Lockport Union-Sun & Journal Online

September 6, 2013

Lockport supervisor, board seats up

BY JOE OLENICK joe.olenick@lockportjournal.com
Lockport Union-Sun & Journal

Lockport Union-Sun & Journal — The incumbents cite their accomplishments while the challengers question how they reached them.

Tuesday’s primary features two challenges on the Lockport Town Board, one for the supervisor post and one for a pair of board seats.

Supervisor Marc R. Smith will face a challenge on the Conservative line from auto shop owner David J. Mongielo. Republican voters will choose two Town Board members from incumbents Mark Crocker and Patricia Dufour and resident Paul Black.

Smith and Mongielo are certainly familiar with each other. Smith defeated Mongielo in a 2009 supervisor election and since then the two have had clashes at previous Town Board meetings. Mongielo is also dealing with legal challenges involving the electronic sign in front of his Robinson Road shop.

The endorsed Conservative candidate, Smith said the numbers speak for themselves. Ten years of balanced budgets, 85 new businesses, the addition of 323 jobs, three parks and all with no general town tax. That’s while dealing with increases in pensions and health insurance.

“I’m the best Conservative candidate,” Smith said.

An audit by the town’s accounting firm, Lumsden & McCormick, released over the summer, shows that as of Dec. 31, the town had more than $8.5 million in its fund balances, or more than two-thirds of the $12.6 million in total expenses the town incurred in 2012. The surplus grew by $1.3 million in 2012, after going up by about $300,000 in 2011.

“The Town Board works very hard,” Smith said. “We focus on keeping fees down... sales tax is a big source of revenue for the town.”

In Smith’s 10 years on the Town Board, the average household has seen $117 savings in town fees.

But, Mongielo has issues with both the surplus and the number of new businesses. Those new businesses include Yahoo, one of the companies that benefited from tax breaks from the town’s Industrial Development Agency, which Mongielo refers to as “corporate welfare.”
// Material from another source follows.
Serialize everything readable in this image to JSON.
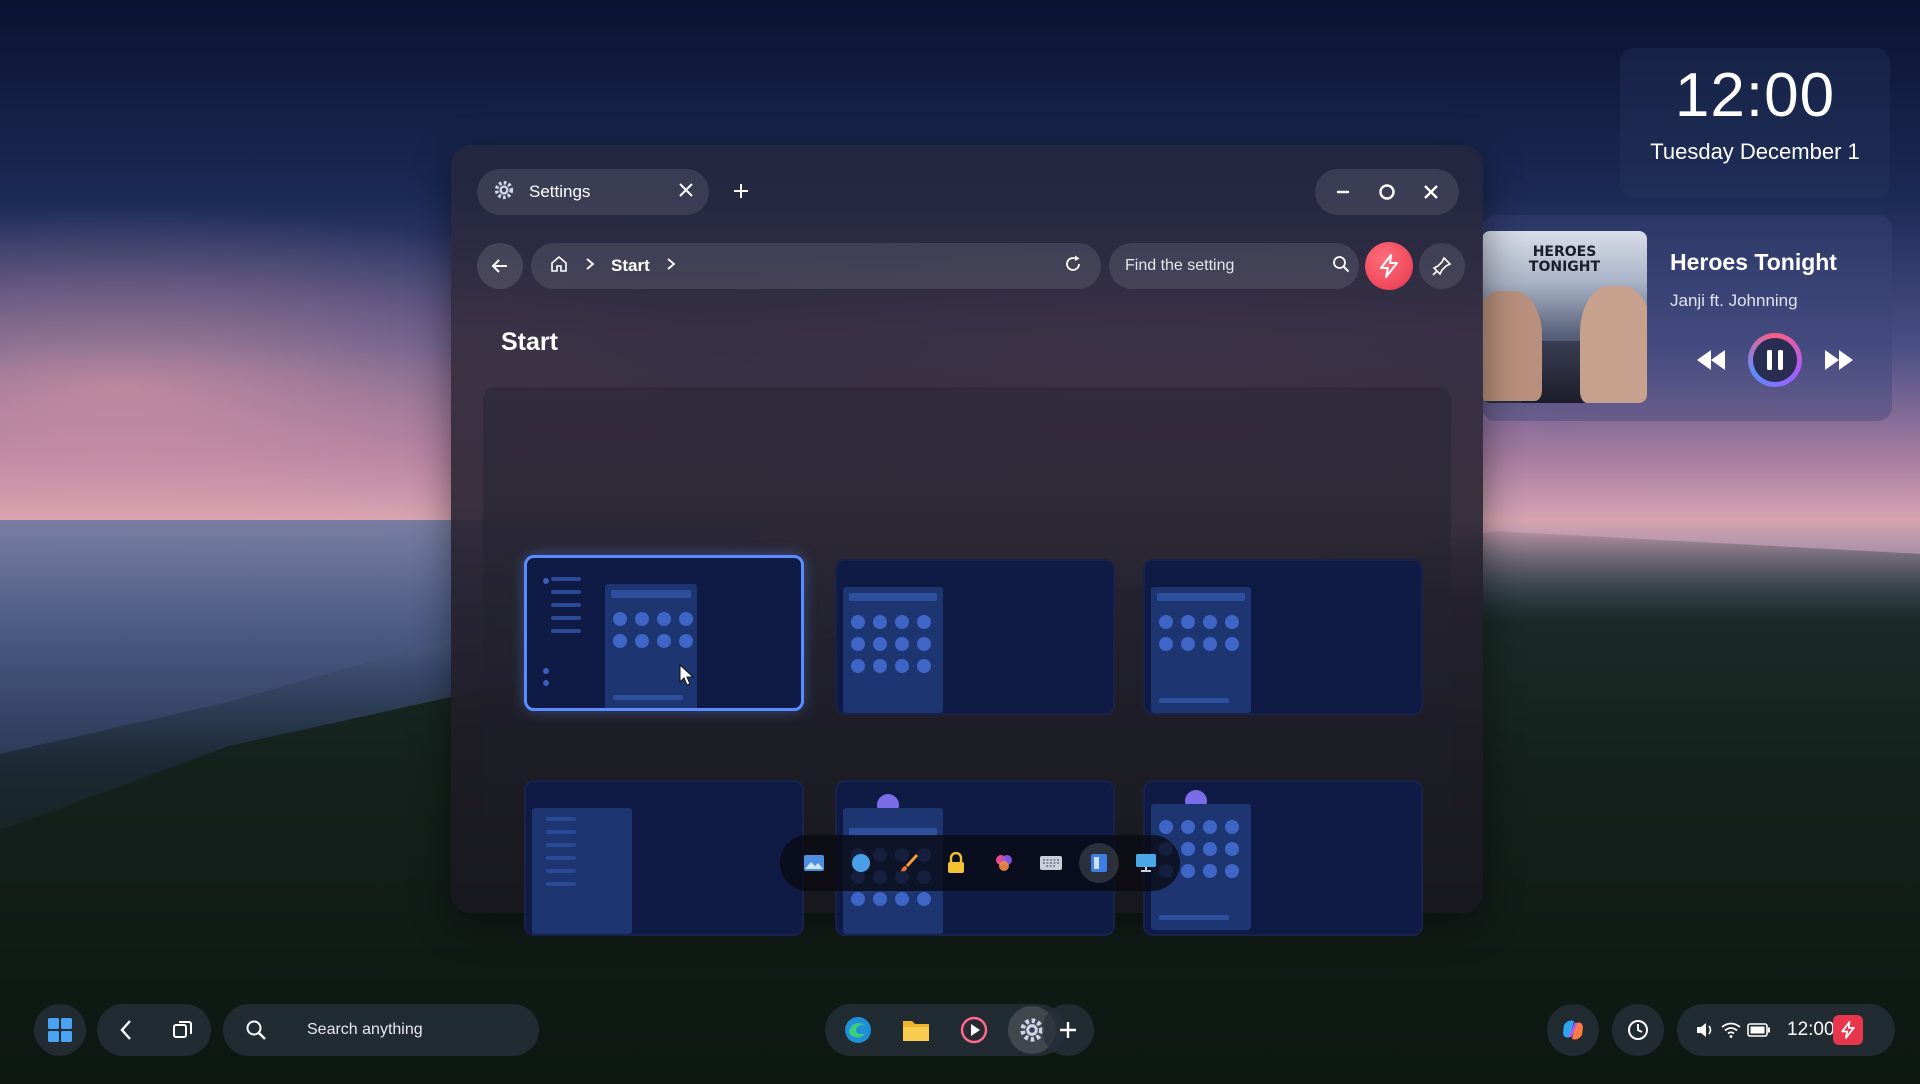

“We’re hurt by this,” Mongielo said. “The help should go to everybody. They’ve given away so much money, that they could’ve given tax breaks to homeowners for three years.”

And the surplus should go back to the taxpayers, Mongielo said. He has the endorsements of Taxed Enough Already and Carl Paladino, a Buffalo School Board member and GOP candidate for governor in 2010.


Crocker has spent eight years on the Town Board, while Dufour was appointed to the board in January following the passing of Paul H. Pettit. But, with 35 years of business experience, Dufour said she hopes to bring that financial know-how to Dysinger Road.

“One of the things we hear when we’re out is that people want to see new businesses,” Dufour said. “There’s been growth. Our goal is to continue that growth.”

Black, who repairs industrial machinery for Syracuse Supply, is a frequent speaker at board meetings. Not only is Black a candidate, but he has submitted a pair of referendums for voters to consider in November. One would break the town into four wards and the other would bring changes to how board meetings are held, namely doing away with afternoon work sessions and delaying votes when there is public objection.

Black said he is trying to change the culture of the board and improve communication between officials and the public. 

“I see a board that has become distant and disconnected from the people,” Black said. “They’ve lost touch.”

A retired Air Force lieutenant colonel, Crocker disagrees. Each member of the Town Board has their home number and email address in the town newsletter and on the website. Often members handle resident concerns one-on-one, such as Crocker did with homeowners and the recent changes in the FEMA floodplain map.

And each Town Board members hears from residents, Crocker said.

“We get very positive feedback, most feel we’re doing a good job,” he said.

Smith, Dufour and Crocker are against the referendums. The ward system would reduce residents’ representation, the incumbents say, by giving each resident only two representatives — their ward representative and the supervisor — down from five. Board members are available, the three say.

“You can always find a sympathetic ear on the board,” Smith said. “You limit yourself under a ward system.” 

Black said under a ward system, the representative elected would have to live within that ward. It would make that representative accountable to their neighbors. Mongielo agrees with the idea, as he passed around a similar petition a few years ago.

Wards would act as a sort of term limit for elected officials, Mongielo said. People Mongielo have spoken with have issues with the board and with how the minor party endorsement process is handled, he said.

But wards could be divisive, stopping the town from working as a whole, Crocker said.

As for the meeting changes, Smith said all of the meetings are open to the public. And the Town Board has made decisions to not move forward with legislation when there is public objection, such as the wood burning stove ordinance a few years ago, Crocker said.

Contact reporter Joe Olenick at 439-9222, ext. 6241 or follow him on Twitter @joeolenick.

Contact reporter Joe Olenick at 439-9222, ext. 6241 or follow him on Twitter @joeolenick.